And I have to say, having just waded through all six seasons of Vikings, with its re-imagining of the legends of Ragnar Lothbrok, Lagertha, Björn Ironside, Ivar the Boneless, Hrafna-Flóki Vilgerðarson, Horik I, et al, on landing within VARGSÅNGEN, I felt as if I had just arrived in Kattegat, not far from the town of the same name held as the setting for so much of that series.
The region presents a small settlement straddling two islands occupying what might be the mouth of a fjord – it faces an opening to the sea on one side whilst a river flows through the surrounding mountains from the other. It would appear to be of some strategic import, as a huge craved figure towers over the islands, sword held aloft. shield at the ready. Whom it might be – god or man – is yours to decide.

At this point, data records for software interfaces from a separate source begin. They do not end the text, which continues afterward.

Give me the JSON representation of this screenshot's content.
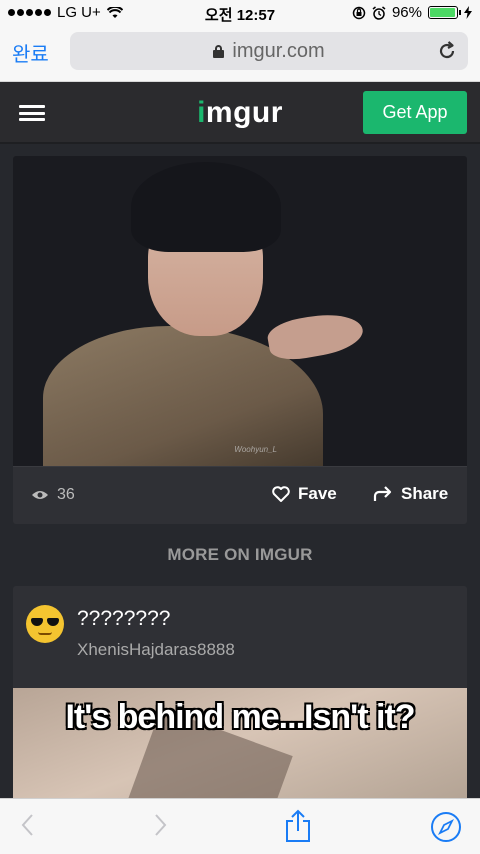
{
  "status_bar": {
    "carrier": "LG U+",
    "time": "오전 12:57",
    "battery_percent": "96%",
    "battery_level": 0.96
  },
  "browser": {
    "done_label": "완료",
    "url": "imgur.com",
    "accent_color": "#1a7cf5"
  },
  "imgur": {
    "logo_text": "imgur",
    "get_app_label": "Get App",
    "brand_color": "#1bb76e"
  },
  "post": {
    "watermark": "Woohyun_L",
    "views": "36",
    "fave_label": "Fave",
    "share_label": "Share"
  },
  "more_label": "MORE ON IMGUR",
  "post2": {
    "title": "????????",
    "username": "XhenisHajdaras8888",
    "meme_caption": "It's behind me...Isn't it?"
  }
}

This statue stands on the southern tip of an island dominated by a huge domed hill of rock and grass, doubtless formed by its resistance to the passage of ice down through the fjord, and which is now home to a (quite literally) high alter where blood sacrifices appear to be a part of the order of ceremonies, watched over as they are by standing stones.
The path up to this summit comes via the lowlands on the north side of the island, using a combination of stone slabs that have in places been set as steps into the steep slopes, and short climbs over grass that feels both slippery and wet to the eye in perfect accompaniment to the overcast sky.
These low northern reaches of the island also contain reminders of the harshness of life back in the times of the Vikings: bears are to be found among the trees together with wild boar, whilst a stag attempts to defend its already dead mate from the wolves that brought it down and which are hungry to finish feeding on the carcass.
The second island is smaller and lower in nature, separated from its neighbour by a small neck of water easily spanned by a couple of hewn tree trunks. This is the location for the setting’s landing point and settlement. The latter is made up of half-a-down structures presided over by a stone-and wood watchtower where keen eyes keep watch on the fjord’s mouths, and strong legs are ready to descend and run to the great horn in order to sound warning should anything undesirable opt to slip into the channel.
Within the settlement is a wealth of detail that really needs to be seen to be appreciated, and it is clear that a huge amount of care has been taken to present life in those times as we currently understand it to have been. Humans and livestock share living spaces (making it easier to protect the latter); food is taken wherever it may be found, be it grown from the land, slaughtered after rearing, or taken from the sea in the form of fish or whale meat.
The ties to the sea are also much in evidence: a longship is drawn up at the settlement’s wharf, shields still in place and cargo (the haul from a raid, perhaps?) is being off-loaded. Just across a low ridge from the wharves lies an second ship under construction, the shipwright’s house close by. Could this be Flóki developing his improved hull that would make possible voyages so far out to sea, he’d be able to make his expedition to Iceland?
Norse mythology is touched on throughout, from the little carvings of Odin (some of which stand as teleporters along with the smaller boats that can be found), through the the menacing form of Jörmungandr, one of Loki’s three children. It circles within the fjord rather than encircling the world – so perhaps Odin has only recently tossed into the waters of Midgard?
And what of the name of the region itself – VARGSÅNGEN? Whilst meaning wolf song, as noted above, might it also be perhaps taken from the writings of Astrid Lindgren? Specifically, the lullaby from Ronja Rövardotter (Ronia the Robber’s Daughter)? It’s a haunting song that both in tone and lyrics fits the region perfectly.
The latter is pure supposition on my part, but to me it adds twist of mythical romance to the region. However, even if the lullaby has nothing to do with the region’s name, VARGSÅNGEN is a rewarding visit in and of itself, and offers a doorway through which enquiring minds can discover more about medieval Nordic life.
- VARGSÅNGEN (White Widow, rated Moderate)